# Exercise requirements
Those lines of the following listing which contain the string "this" should be returned.

[[ Data extracts open ]]

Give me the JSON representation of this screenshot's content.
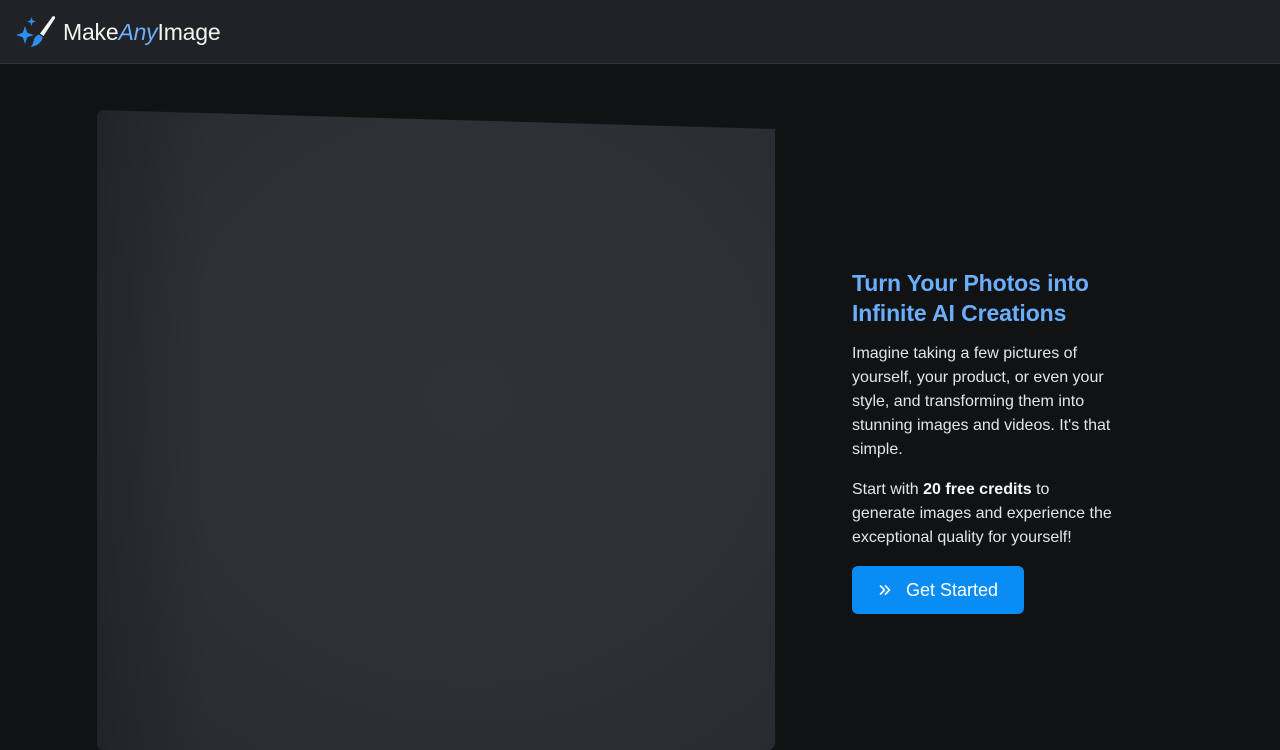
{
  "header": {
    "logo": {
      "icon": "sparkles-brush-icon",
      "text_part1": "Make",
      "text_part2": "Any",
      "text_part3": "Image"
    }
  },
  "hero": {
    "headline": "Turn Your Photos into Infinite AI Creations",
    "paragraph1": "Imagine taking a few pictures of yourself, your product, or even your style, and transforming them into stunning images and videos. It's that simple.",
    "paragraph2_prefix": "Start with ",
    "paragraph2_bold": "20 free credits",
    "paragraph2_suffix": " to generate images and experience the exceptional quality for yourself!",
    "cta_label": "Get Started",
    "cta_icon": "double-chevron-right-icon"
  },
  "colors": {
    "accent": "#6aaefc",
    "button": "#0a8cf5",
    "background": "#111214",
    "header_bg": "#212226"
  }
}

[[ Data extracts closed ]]
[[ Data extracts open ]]

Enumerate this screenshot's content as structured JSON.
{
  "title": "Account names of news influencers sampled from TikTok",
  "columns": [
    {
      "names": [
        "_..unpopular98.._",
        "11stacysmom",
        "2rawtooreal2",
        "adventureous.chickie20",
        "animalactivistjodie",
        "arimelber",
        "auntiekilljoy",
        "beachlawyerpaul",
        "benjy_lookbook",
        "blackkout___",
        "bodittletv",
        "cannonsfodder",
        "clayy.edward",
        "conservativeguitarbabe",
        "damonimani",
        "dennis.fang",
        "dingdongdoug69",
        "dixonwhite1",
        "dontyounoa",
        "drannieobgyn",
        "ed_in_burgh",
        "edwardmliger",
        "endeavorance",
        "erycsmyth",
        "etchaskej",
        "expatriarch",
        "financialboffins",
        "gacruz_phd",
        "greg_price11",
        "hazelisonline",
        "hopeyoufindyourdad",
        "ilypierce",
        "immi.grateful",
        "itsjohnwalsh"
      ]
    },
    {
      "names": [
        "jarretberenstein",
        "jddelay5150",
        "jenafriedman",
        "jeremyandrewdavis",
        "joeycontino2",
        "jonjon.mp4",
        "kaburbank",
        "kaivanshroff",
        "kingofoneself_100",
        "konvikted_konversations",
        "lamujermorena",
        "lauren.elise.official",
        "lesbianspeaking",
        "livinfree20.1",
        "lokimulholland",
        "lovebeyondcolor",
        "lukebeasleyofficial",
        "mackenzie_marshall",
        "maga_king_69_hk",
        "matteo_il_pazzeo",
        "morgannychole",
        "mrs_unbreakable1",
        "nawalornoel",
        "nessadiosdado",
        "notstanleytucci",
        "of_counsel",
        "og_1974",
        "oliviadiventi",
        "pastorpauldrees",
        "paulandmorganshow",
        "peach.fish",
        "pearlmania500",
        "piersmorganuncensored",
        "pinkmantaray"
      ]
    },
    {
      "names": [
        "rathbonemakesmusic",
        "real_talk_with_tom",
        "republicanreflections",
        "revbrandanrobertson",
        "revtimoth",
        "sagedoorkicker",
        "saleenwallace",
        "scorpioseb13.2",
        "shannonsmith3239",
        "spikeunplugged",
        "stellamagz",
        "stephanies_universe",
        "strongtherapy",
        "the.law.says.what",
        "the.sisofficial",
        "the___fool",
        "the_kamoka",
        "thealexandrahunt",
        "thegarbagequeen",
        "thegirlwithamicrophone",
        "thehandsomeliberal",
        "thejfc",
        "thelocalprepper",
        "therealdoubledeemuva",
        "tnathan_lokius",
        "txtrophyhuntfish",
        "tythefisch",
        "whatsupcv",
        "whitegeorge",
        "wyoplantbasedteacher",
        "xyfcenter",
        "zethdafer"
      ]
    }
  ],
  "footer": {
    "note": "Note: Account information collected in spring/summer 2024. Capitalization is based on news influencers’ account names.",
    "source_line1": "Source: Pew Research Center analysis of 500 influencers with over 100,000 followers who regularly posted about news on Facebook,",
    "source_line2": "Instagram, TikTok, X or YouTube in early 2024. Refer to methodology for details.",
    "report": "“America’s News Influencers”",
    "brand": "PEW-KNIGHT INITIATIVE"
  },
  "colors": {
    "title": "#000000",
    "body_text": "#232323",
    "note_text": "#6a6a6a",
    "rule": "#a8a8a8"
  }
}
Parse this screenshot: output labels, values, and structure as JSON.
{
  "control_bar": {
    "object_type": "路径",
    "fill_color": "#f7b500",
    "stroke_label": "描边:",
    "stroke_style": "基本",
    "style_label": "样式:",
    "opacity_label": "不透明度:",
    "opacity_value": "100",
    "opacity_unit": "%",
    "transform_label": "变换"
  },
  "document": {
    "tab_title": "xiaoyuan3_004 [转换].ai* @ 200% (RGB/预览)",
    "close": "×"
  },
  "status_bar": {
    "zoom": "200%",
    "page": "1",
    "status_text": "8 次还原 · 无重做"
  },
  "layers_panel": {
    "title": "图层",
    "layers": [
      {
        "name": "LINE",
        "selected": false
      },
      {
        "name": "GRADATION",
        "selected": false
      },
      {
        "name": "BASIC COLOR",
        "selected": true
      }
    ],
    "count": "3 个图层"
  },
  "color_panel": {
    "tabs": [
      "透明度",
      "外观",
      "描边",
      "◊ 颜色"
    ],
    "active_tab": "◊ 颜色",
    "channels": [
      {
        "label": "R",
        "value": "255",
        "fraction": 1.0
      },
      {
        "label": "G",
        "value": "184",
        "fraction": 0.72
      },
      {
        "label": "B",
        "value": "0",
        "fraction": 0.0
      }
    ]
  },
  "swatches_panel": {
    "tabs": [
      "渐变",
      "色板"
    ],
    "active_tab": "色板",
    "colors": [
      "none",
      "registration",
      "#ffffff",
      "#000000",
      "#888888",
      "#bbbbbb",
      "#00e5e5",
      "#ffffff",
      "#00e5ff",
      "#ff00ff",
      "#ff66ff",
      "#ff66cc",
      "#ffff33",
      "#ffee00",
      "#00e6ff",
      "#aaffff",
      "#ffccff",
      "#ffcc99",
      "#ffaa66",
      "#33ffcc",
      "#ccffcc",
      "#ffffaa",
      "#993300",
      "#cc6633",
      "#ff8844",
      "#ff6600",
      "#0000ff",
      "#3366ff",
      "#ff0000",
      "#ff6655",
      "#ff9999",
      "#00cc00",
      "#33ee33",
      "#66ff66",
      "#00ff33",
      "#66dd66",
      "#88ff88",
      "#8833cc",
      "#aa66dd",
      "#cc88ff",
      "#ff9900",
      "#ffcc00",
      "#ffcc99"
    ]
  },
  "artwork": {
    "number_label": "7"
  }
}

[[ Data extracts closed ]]
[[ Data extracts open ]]

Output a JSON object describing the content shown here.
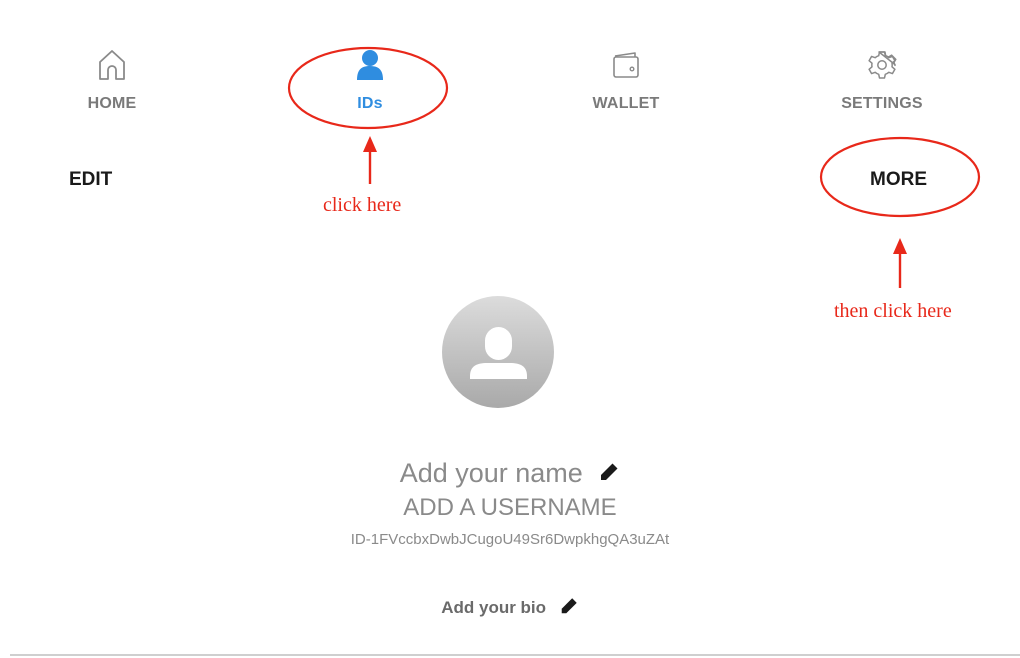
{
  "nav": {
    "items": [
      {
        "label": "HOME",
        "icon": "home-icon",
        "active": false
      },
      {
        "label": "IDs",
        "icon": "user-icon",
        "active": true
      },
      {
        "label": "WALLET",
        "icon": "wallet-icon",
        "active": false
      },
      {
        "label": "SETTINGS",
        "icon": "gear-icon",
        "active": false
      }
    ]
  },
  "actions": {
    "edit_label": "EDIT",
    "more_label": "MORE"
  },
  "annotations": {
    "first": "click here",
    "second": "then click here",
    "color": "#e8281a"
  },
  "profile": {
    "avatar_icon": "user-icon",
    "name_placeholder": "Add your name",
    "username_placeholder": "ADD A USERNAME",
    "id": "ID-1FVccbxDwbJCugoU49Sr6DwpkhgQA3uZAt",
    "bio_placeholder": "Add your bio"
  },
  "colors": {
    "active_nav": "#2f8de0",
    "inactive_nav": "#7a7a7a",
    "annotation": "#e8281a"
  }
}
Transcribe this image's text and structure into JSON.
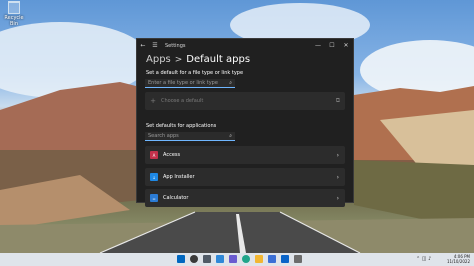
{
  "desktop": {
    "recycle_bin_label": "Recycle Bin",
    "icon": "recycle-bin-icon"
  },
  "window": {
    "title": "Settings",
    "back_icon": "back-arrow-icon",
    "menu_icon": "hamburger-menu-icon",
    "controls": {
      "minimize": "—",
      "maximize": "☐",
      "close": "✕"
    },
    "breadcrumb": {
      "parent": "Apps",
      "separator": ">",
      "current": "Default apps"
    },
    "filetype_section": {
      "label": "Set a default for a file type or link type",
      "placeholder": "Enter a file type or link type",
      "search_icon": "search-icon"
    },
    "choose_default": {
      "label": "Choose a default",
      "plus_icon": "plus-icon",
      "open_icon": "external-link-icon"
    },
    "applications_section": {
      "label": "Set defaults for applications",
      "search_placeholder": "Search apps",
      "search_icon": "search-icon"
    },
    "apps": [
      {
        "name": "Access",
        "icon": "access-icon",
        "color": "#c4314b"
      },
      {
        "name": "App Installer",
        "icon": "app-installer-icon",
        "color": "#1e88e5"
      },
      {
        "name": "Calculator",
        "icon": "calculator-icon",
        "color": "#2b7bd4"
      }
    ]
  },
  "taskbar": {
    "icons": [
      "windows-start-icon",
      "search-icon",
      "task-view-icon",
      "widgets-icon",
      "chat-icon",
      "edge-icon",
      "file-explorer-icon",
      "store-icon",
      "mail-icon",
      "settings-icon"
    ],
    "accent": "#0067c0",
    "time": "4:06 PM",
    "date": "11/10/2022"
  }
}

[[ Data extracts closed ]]

# Expected answer
Give me the JSON representation of this screenshot's content.
Enumerate this screenshot's content as structured JSON.
Parse this screenshot: output labels, values, and structure as JSON.
Transcribe this image's text and structure into JSON.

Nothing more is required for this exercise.